TO DO> Verbatim reproduction of the entries is required; images must be omitted.
━━━
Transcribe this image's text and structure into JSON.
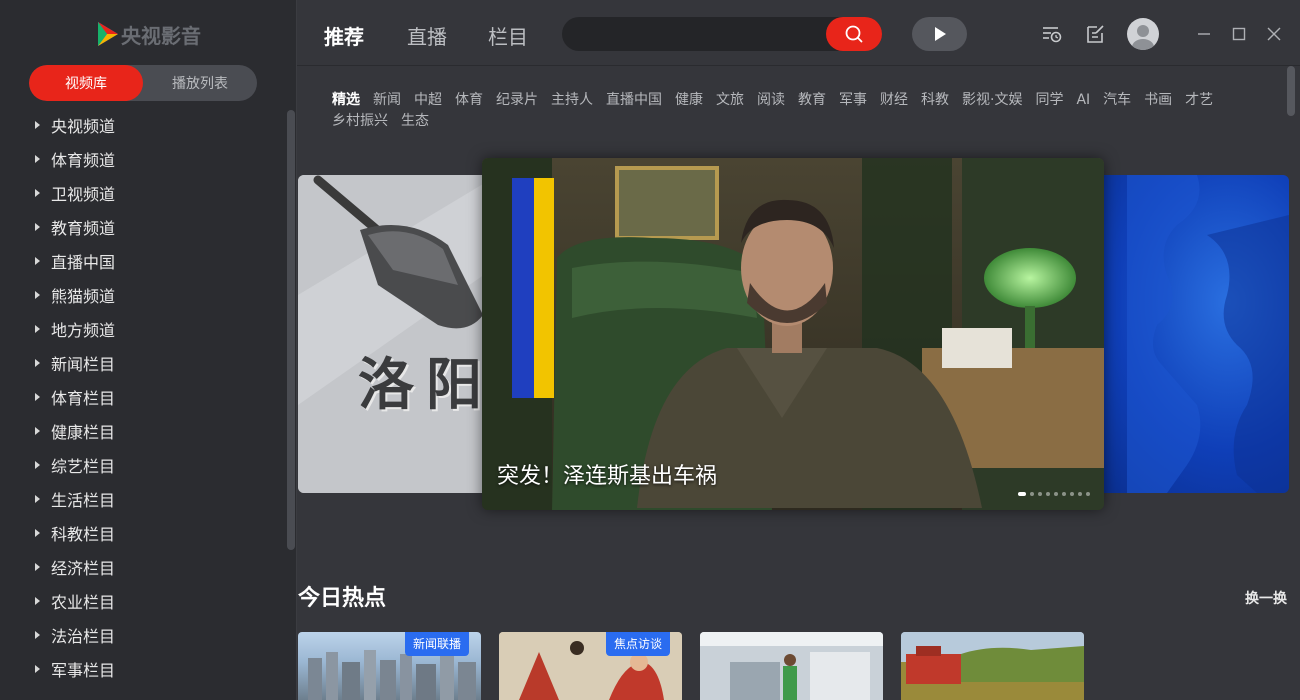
{
  "app": {
    "logo_text": "央视影音"
  },
  "sidebar": {
    "tabs": [
      {
        "label": "视频库",
        "active": true
      },
      {
        "label": "播放列表",
        "active": false
      }
    ],
    "items": [
      {
        "label": "央视频道"
      },
      {
        "label": "体育频道"
      },
      {
        "label": "卫视频道"
      },
      {
        "label": "教育频道"
      },
      {
        "label": "直播中国"
      },
      {
        "label": "熊猫频道"
      },
      {
        "label": "地方频道"
      },
      {
        "label": "新闻栏目"
      },
      {
        "label": "体育栏目"
      },
      {
        "label": "健康栏目"
      },
      {
        "label": "综艺栏目"
      },
      {
        "label": "生活栏目"
      },
      {
        "label": "科教栏目"
      },
      {
        "label": "经济栏目"
      },
      {
        "label": "农业栏目"
      },
      {
        "label": "法治栏目"
      },
      {
        "label": "军事栏目"
      }
    ]
  },
  "header": {
    "tabs": [
      {
        "label": "推荐",
        "active": true
      },
      {
        "label": "直播",
        "active": false
      },
      {
        "label": "栏目",
        "active": false
      }
    ],
    "search": {
      "value": "",
      "placeholder": ""
    }
  },
  "categories": [
    "精选",
    "新闻",
    "中超",
    "体育",
    "纪录片",
    "主持人",
    "直播中国",
    "健康",
    "文旅",
    "阅读",
    "教育",
    "军事",
    "财经",
    "科教",
    "影视·文娱",
    "同学",
    "AI",
    "汽车",
    "书画",
    "才艺",
    "乡村振兴",
    "生态"
  ],
  "carousel": {
    "main_caption": "突发！泽连斯基出车祸",
    "left_caption": "洛阳",
    "slide_count": 9,
    "active_index": 0
  },
  "hot": {
    "title": "今日热点",
    "refresh": "换一换",
    "items": [
      {
        "tag": "新闻联播"
      },
      {
        "tag": "焦点访谈"
      },
      {
        "tag": ""
      },
      {
        "tag": ""
      }
    ]
  },
  "colors": {
    "accent": "#e8251a",
    "tag_blue": "#2a6cf0",
    "bg_main": "#35363b",
    "bg_sidebar": "#2b2c30"
  }
}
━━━
RESPONSE>
Transcribe this image's text and structure into JSON.
{
  "app": {
    "logo_text": "央视影音"
  },
  "sidebar": {
    "tabs": [
      {
        "label": "视频库",
        "active": true
      },
      {
        "label": "播放列表",
        "active": false
      }
    ],
    "items": [
      {
        "label": "央视频道"
      },
      {
        "label": "体育频道"
      },
      {
        "label": "卫视频道"
      },
      {
        "label": "教育频道"
      },
      {
        "label": "直播中国"
      },
      {
        "label": "熊猫频道"
      },
      {
        "label": "地方频道"
      },
      {
        "label": "新闻栏目"
      },
      {
        "label": "体育栏目"
      },
      {
        "label": "健康栏目"
      },
      {
        "label": "综艺栏目"
      },
      {
        "label": "生活栏目"
      },
      {
        "label": "科教栏目"
      },
      {
        "label": "经济栏目"
      },
      {
        "label": "农业栏目"
      },
      {
        "label": "法治栏目"
      },
      {
        "label": "军事栏目"
      }
    ]
  },
  "header": {
    "tabs": [
      {
        "label": "推荐",
        "active": true
      },
      {
        "label": "直播",
        "active": false
      },
      {
        "label": "栏目",
        "active": false
      }
    ],
    "search": {
      "value": "",
      "placeholder": ""
    }
  },
  "categories": [
    "精选",
    "新闻",
    "中超",
    "体育",
    "纪录片",
    "主持人",
    "直播中国",
    "健康",
    "文旅",
    "阅读",
    "教育",
    "军事",
    "财经",
    "科教",
    "影视·文娱",
    "同学",
    "AI",
    "汽车",
    "书画",
    "才艺",
    "乡村振兴",
    "生态"
  ],
  "carousel": {
    "main_caption": "突发！泽连斯基出车祸",
    "left_caption": "洛阳",
    "slide_count": 9,
    "active_index": 0
  },
  "hot": {
    "title": "今日热点",
    "refresh": "换一换",
    "items": [
      {
        "tag": "新闻联播"
      },
      {
        "tag": "焦点访谈"
      },
      {
        "tag": ""
      },
      {
        "tag": ""
      }
    ]
  },
  "colors": {
    "accent": "#e8251a",
    "tag_blue": "#2a6cf0",
    "bg_main": "#35363b",
    "bg_sidebar": "#2b2c30"
  }
}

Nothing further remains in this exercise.